#100DaysOfCode: Python Day 1

#100DaysOfCode: Python Day 1

print(), input(), len()


3 min read

#100DaysOfCode Day 1

Welcome aboard to my learning journey! πŸš€

Yesterday, I started my journey to learn Python while doing a challenge that I always wanted to do... #100DaysOfCode!

Did I bite off more than I can chew?
Ehhmmm.... MAYBE!!!

This is my start...

I found this cool course on Udemy. You should check it out as it is directly linked to the #100DaysOfCode Challenge!
I thought this is awesome, two birds with one stone...
Thanks, Dr. Angela Yu, for creating it!

Wait, rewind...
Why do I want to learn Python?
I guess I always wanted to learn a second major language. C# is great and all but Python seems to fit in use cases where C# does not seem ideal...
Yes, I can hear you screaming, saying C# and .net can do everything, but it's just better to use something lightweight and more fit for purpose in some cases.
Not to mention thats it's nice to get away from "just coding" and being a noob again!

My goal at the end of all of this is to be able to do some real-time image recognition and automate fishing in Minecraft!
Sounds simple after you watch this where someone wrote a script to find diamonds in Minecraft. GENIUS!!!

Anyways that's my short term goal, and long term goal is to train a machine to perform document classification. I heard it's good for that too if you know a bit about Machine LearningπŸ˜‚.


Enough rambling for now; this is what I learned...

  1. Do not skip the tutorials and just try the Labs and Quizzes!
  2. The instructor said to use this site as an IDE for now... Listen to her, don't install and set up Visual Studio Code ahead of day 15 as she specified on day 1!
  3. (Personal Opinion) Python is easier to learn than C#... at least the basics. I see why schools teach Python instead of VB, Java or C#.

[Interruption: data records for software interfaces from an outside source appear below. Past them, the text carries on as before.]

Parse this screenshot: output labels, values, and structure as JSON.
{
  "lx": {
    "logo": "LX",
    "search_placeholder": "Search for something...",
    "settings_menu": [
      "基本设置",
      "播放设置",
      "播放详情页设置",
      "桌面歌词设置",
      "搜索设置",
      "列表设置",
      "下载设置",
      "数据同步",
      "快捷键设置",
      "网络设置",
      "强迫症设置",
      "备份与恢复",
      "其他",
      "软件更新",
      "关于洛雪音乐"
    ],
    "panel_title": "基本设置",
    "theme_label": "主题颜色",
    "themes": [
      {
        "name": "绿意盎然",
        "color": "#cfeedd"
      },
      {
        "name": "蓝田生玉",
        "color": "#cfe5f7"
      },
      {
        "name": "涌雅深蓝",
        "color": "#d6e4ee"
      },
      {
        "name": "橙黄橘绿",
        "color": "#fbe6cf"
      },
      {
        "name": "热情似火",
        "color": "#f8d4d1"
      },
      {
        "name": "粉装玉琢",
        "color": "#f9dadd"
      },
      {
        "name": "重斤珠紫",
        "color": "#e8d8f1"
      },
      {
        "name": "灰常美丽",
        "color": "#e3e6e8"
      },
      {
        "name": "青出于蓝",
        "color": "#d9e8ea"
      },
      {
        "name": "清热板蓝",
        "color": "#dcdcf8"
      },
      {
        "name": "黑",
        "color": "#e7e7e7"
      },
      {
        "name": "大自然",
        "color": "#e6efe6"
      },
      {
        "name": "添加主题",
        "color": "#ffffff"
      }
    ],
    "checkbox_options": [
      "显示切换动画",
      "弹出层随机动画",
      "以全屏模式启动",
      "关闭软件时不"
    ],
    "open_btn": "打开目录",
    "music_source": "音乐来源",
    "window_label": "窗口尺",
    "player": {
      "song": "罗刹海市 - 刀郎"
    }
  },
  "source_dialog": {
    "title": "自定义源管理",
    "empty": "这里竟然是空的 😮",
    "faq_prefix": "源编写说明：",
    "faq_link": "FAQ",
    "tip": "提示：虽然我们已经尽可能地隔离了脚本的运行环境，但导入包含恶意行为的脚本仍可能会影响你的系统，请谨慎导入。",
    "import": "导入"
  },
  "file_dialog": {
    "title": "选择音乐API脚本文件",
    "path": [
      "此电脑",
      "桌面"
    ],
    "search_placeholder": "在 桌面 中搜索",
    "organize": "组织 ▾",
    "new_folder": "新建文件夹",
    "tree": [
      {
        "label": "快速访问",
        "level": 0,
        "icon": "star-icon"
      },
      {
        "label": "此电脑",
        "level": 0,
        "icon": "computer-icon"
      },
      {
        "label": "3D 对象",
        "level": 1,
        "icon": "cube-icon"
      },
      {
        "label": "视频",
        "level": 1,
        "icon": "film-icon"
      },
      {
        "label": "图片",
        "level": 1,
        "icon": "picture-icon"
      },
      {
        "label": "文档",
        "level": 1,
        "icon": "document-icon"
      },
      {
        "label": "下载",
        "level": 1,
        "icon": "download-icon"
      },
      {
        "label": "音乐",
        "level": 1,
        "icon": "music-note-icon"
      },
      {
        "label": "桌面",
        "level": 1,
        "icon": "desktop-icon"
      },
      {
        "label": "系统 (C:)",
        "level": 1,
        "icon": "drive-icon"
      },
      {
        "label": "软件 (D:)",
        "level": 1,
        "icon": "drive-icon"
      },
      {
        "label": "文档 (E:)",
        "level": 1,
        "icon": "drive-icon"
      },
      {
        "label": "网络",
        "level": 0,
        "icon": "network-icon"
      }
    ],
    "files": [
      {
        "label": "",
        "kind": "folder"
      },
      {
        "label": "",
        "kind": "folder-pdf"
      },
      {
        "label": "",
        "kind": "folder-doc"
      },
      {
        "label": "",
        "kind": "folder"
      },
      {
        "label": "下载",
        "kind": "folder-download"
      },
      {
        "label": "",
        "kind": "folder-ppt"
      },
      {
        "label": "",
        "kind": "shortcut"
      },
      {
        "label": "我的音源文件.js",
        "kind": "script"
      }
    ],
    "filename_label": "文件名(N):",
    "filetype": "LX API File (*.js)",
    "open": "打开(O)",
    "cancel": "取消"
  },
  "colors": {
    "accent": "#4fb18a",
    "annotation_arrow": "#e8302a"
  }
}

printing.py - at least I did not show you Hello World to be typical 🀣

print("Hello " + "Rishal")
print("Hello" + " Rishal")
print("Hello" + " " + "Rishal")

inputs.py - len() is a function used to get a length of a string.

print('Hello ' + input("What is your name? ") + "!")

Let's try something more challenging...

print(len(input("What is your name? ")))


inputs.py - Hey, I can now write some user-driven code!!! πŸ₯³

name = input("What is your name? ")
length = len(name)

P.S. I would love to share the course's repos with you, but I think that would be a disservice to the amazing instructor. The courses on Udemy are really affordable, and if you want to learn Python like me, buy the course and share your learnings with the world too 😁.